Paul McCartney is one of several British music legends who supported the campaign to protect music venues in the U.K. - Photo: MPL Communications Ltd/MJ Kim
Photo: MPL Communications Ltd/MJ Kim
Paul McCartney is one of several British music legends who supported the campaign to protect music venues in the U.K.
HOT: Shutting Down Music Venue Shutdowns

File this under “Something that would never happen in Trump’s America” — the U.K. government is stepping in to protect music venues from property developers, recognizing their importance to artist development and the national economy. The support comes on the heels of a campaign (backed by Paul McCartney, Ray Davies and other British music legends) to put an end to the growing trend of new housing developments forcing pre-existing venues to close over noise complaints. A proposed law that would make soundproofing the responsibility of property developers building near music venues is expected to be in place as early as this summer.

WARM: Paying the Price of Partying Forward

Anyone who has read the brilliant “Ask Andrew W.K.” column in The Village Voice knows singer/multi-instrumentalist Andrew W.K. is more than just a sweaty, head-banging guy who really likes to party. Further proof of his righteous dude-ness came earlier this month when he responded to a tweet from a fan who got too revved up listening to W.K.’s new single (by listening below, you hereby agree to absolve CityBeat of all legal responsibilities for any resultant arrests, fines or emotional distress) on the radio and ended up getting a speeding ticket. Taking responsibility for the “sonic party power” that caused the violation, W.K. pleaded with the fan to let him pay the ticket (the fan ultimate declined and asked that the money be donated to a charity instead).

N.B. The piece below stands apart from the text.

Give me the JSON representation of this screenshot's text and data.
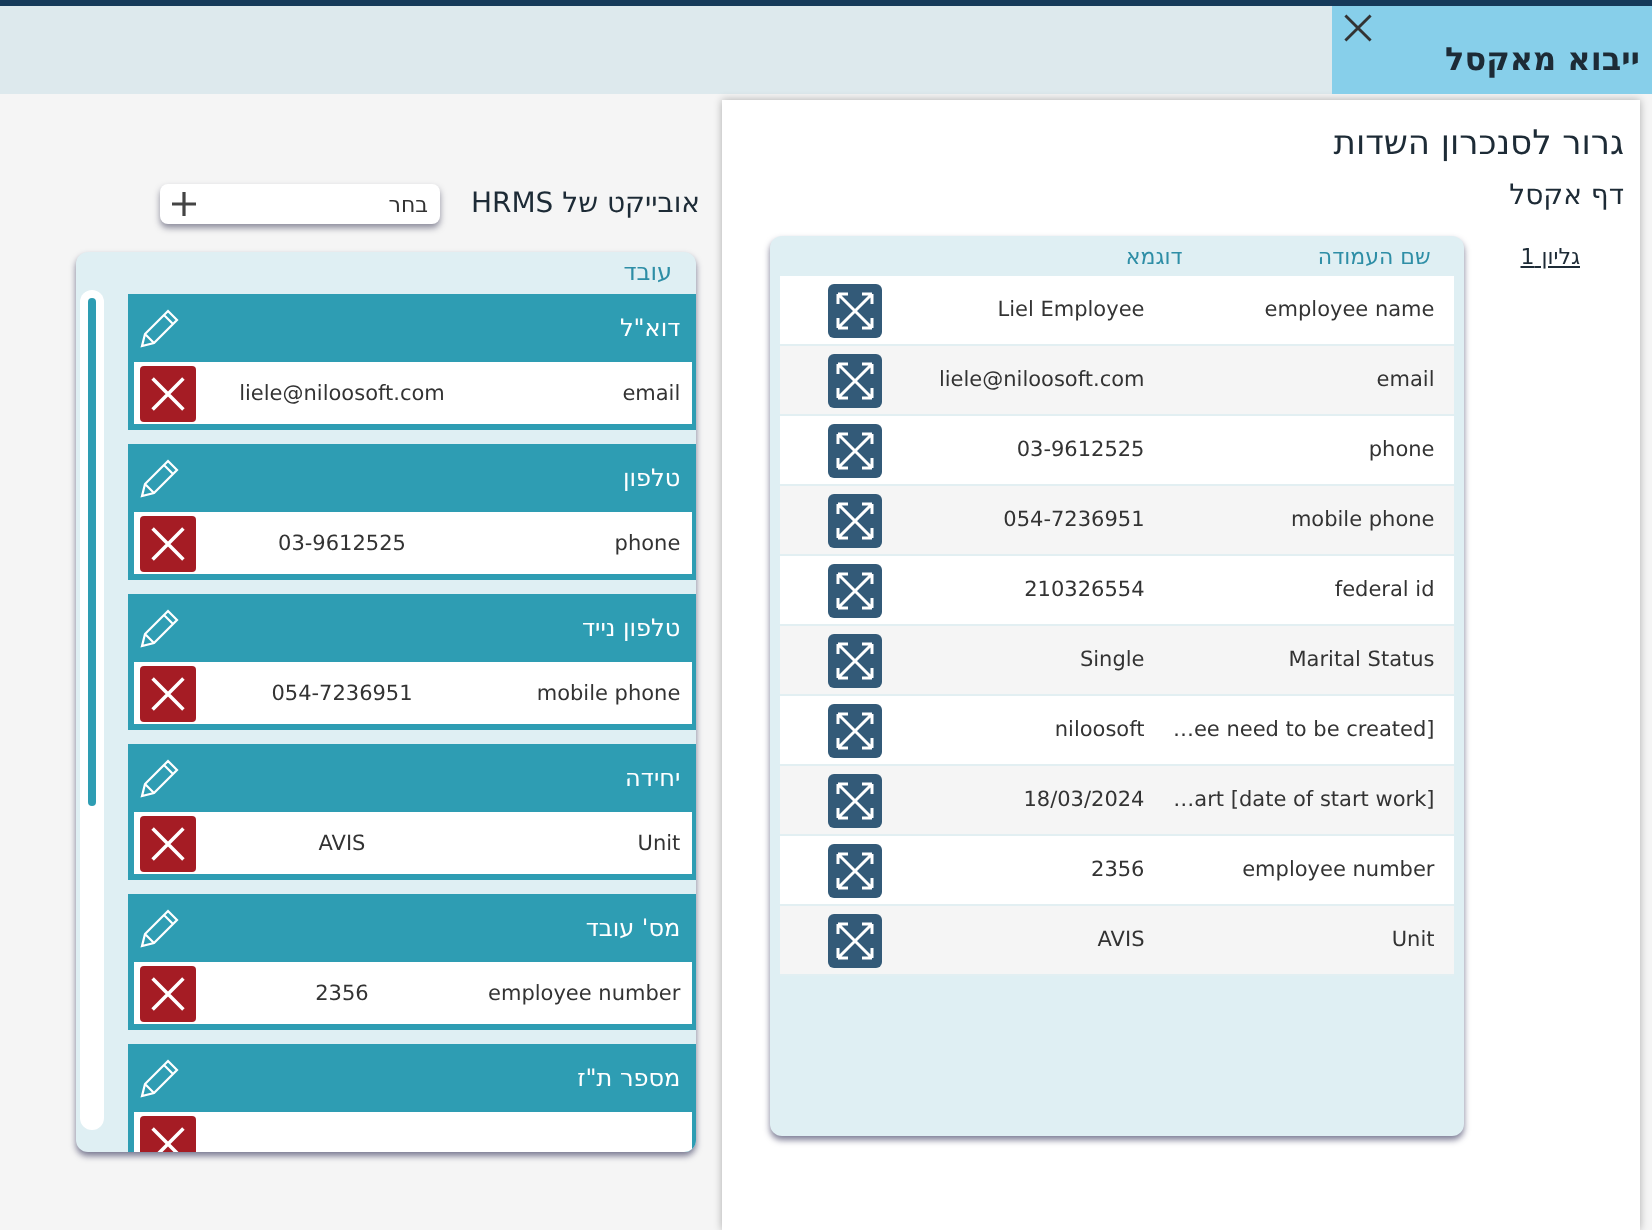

COLD: China vs. Hip Hop

Chinese Hip Hop received a major mainstream boost with the massive success of The Rap of China, an online reality/talent show that resonated with billions of viewers and made several underground MCs stars overnight. But recent moves by the Chinese government suggest that those artists specifically — and Hip Hop, generally — are being targeted as part of a crackdown on popular culture in an effort to curb dissent. According to Reuters, two rappers were recently sanctioned for “bad behavior or content at odds with Communist Party values.” Chinese media first attacked rapper PG One, forcing him to apologize for lyrics that are allegedly misogynistic and promote drug use (his music reportedly also vanished online). More recently, Hip Hop artist GAI was taken off of an American Idol-like TV show on which he was in third place, with no explanation given.